To my mind, the real star performer is Rick Carreon of Impedimed (ASX : IPD). We always have to allow that his package is going to be a bit more competitive given he is US-based, but I think his total compensation is spot-on relative to the performance of the company, possibly even a little under. Scott Richards also takes a very reasonable package given that Mayne (ASX : MYX) is a revenue-stage company and has a totally different level of execution complexity. Perhaps somewhat controversially, I am also not completely irritated by the ‘package’ for Garry Phillips of Pharmaxis-fame (ASX : PXS). He has accomplished quite a lot for the company, at least relative to where the company was. Possibly a little on the high-side given the market cap of the company, but not offensively so.
I would like to make some special mentions outside of this “top 10”:
- Mike Kavenagh at Nanosonics (ASX : NAN), who missed the top 10 by 3 grand (a mere day of holiday pay for Philippe), having slid from the board to the hot seat (having finally jacked in his job at ResMed). I’m ok with that – in general he is building quite a bit of value for shareholders, even if still think the products are a bit goofy.
- Wayne Stringer at Probiotec (ASX : PBP) who, having bled the company he founded dry (a whopping base salary for years), he conducted an executive search to find a replacement for his retirement. After what was clearly an exhaustive and comprehensive talent scouting exercise he appointed…drum roll…his son Wesley Stringer as CEO! Apparently on at least a genetic basis, Wesley was the standout candidate – according to Jared Stringer (honestly, I can’t even spell nepo… er… tism…).
- Graeme Vesey, the ‘luminary’ co-founder of Regeneus just about made it 2 from 2 for “Co-CEO’s” from regenerative medicine companies to make it into the top 10 (must be a lot of money in MSCs?).
- And… as always … Geoff Cumming – The Man with the Gomer. Geoff from Anteo Diagnostics (ASX : ADO) pulled up as the 14th most highly paid executive in Australian biotech, with a ~$520,000 package. But that’s ok, because his shareholders love him and he can do no wrong. Hmmmm.
… In conclusion:

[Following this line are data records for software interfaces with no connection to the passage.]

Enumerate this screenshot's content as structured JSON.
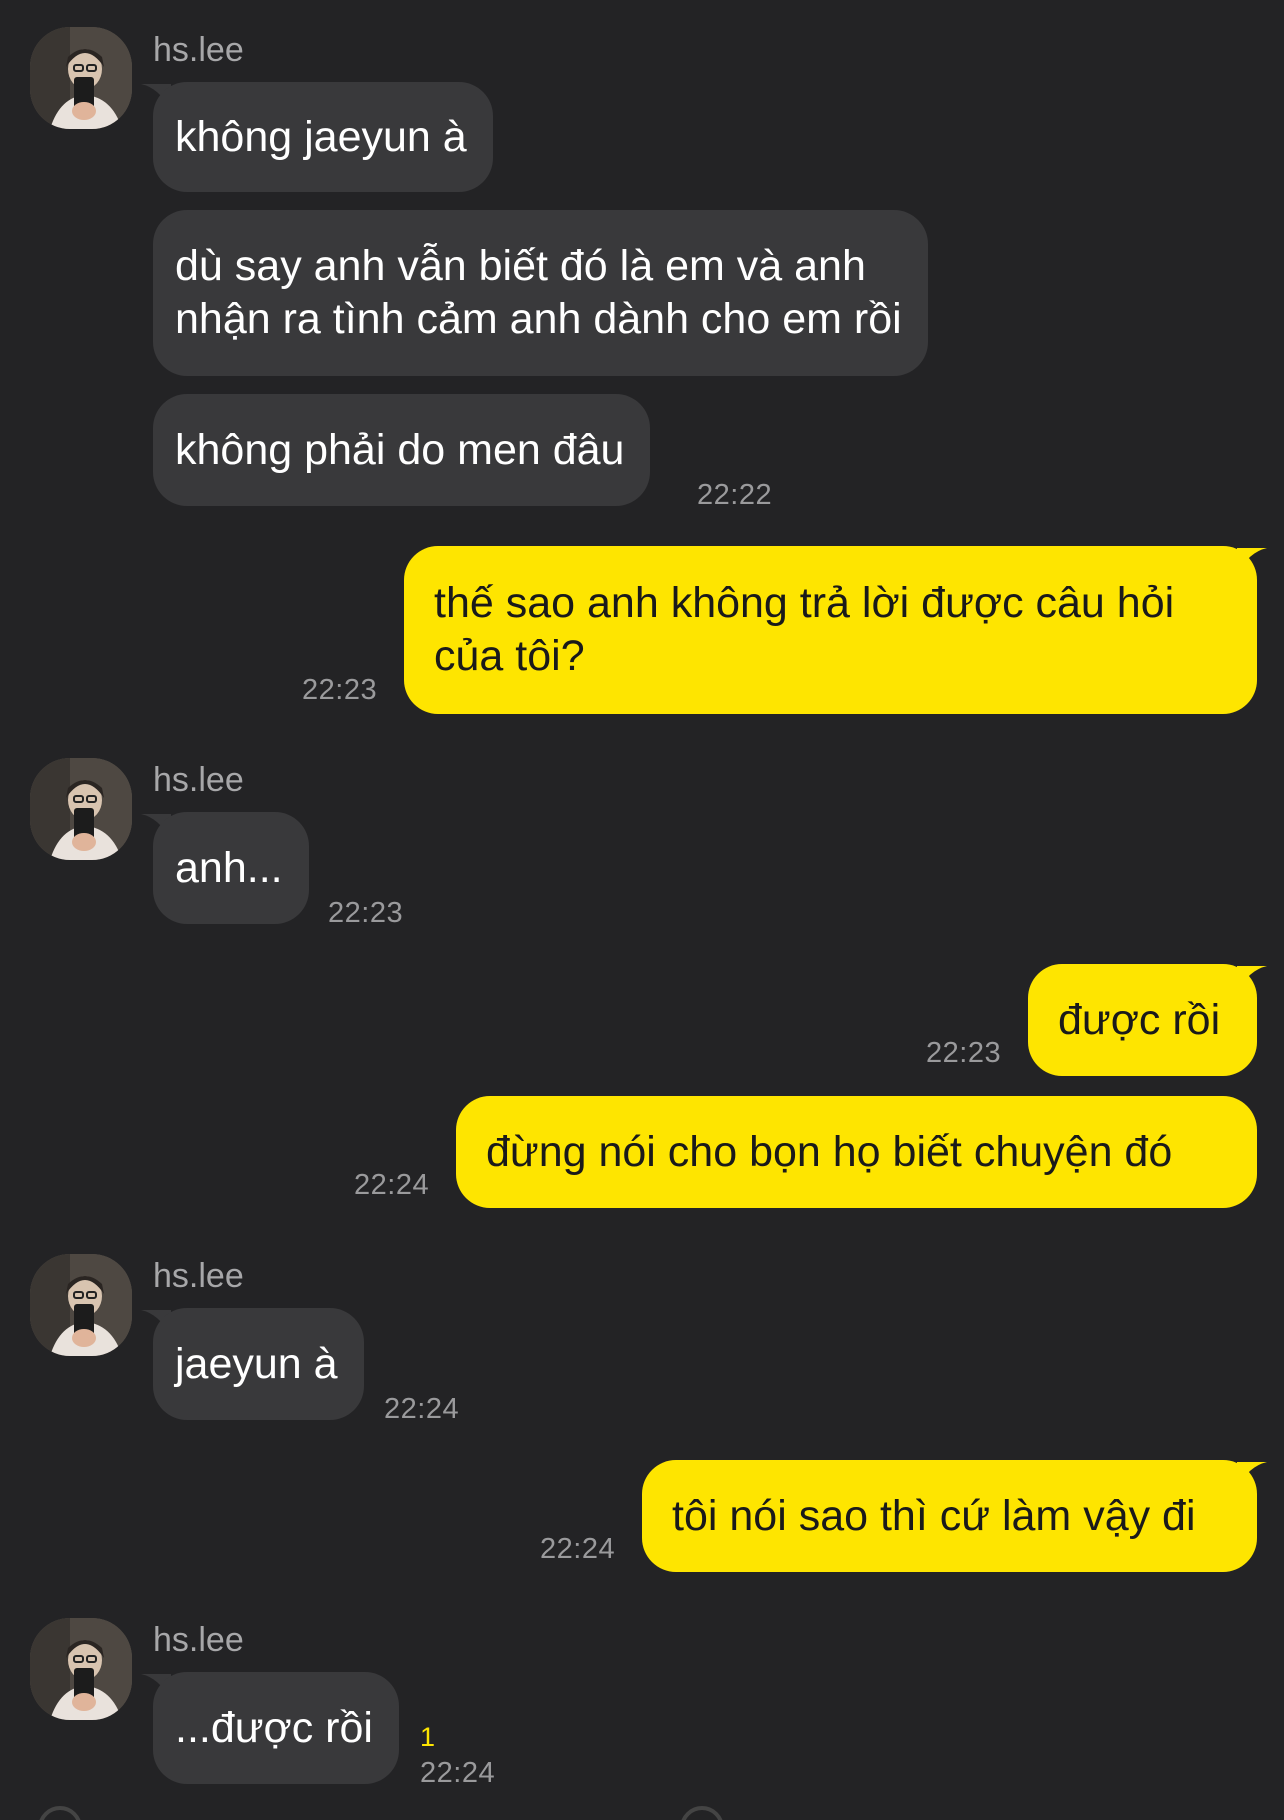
{
  "conversation": {
    "contact_name": "hs.lee",
    "groups": [
      {
        "sender": "hs.lee",
        "messages": [
          {
            "text": "không jaeyun à"
          },
          {
            "text": "dù say anh vẫn biết đó là em và anh\nnhận ra tình cảm anh dành cho em rồi"
          },
          {
            "text": "không phải do men đâu",
            "time": "22:22"
          }
        ]
      },
      {
        "sender": "me",
        "messages": [
          {
            "text": "thế sao anh không trả lời được câu hỏi\ncủa tôi?",
            "time": "22:23"
          }
        ]
      },
      {
        "sender": "hs.lee",
        "messages": [
          {
            "text": "anh...",
            "time": "22:23"
          }
        ]
      },
      {
        "sender": "me",
        "messages": [
          {
            "text": "được rồi",
            "time": "22:23"
          },
          {
            "text": "đừng nói cho bọn họ biết chuyện đó",
            "time": "22:24"
          }
        ]
      },
      {
        "sender": "hs.lee",
        "messages": [
          {
            "text": "jaeyun à",
            "time": "22:24"
          }
        ]
      },
      {
        "sender": "me",
        "messages": [
          {
            "text": "tôi nói sao thì cứ làm vậy đi",
            "time": "22:24"
          }
        ]
      },
      {
        "sender": "hs.lee",
        "messages": [
          {
            "text": "...được rồi",
            "time": "22:24",
            "unread": "1"
          }
        ]
      }
    ]
  },
  "theme": {
    "background": "#232325",
    "incoming_bubble": "#39393b",
    "outgoing_bubble": "#fee500",
    "unread_color": "#fee500"
  },
  "icons": {
    "avatar": "profile-photo-avatar",
    "tail": "bubble-tail"
  }
}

Compensation matters. I would like to see more directors/chairs get paid on the basis of performance, rather than eye-watering base salaries. I also think there needs to be more robust industry benchmarking, perhaps something that our esteemed industry forums could take a more active role in pushing (i.e. AusBiotech). But most of all, shareholders need to speak out. There are some pretty stunning examples of compensation largess in the industry and it needs to be called out.
I’ll be back again in a few months time to comment on who exercised some restraint, and who continued to gouge their shareholders. Just like Josh Starling.
*I should be clear to all my Singaporean readers, approximately 5%, that I LOVE Singapore. In fact, I prefer Singapore to Switzerland, Lor…!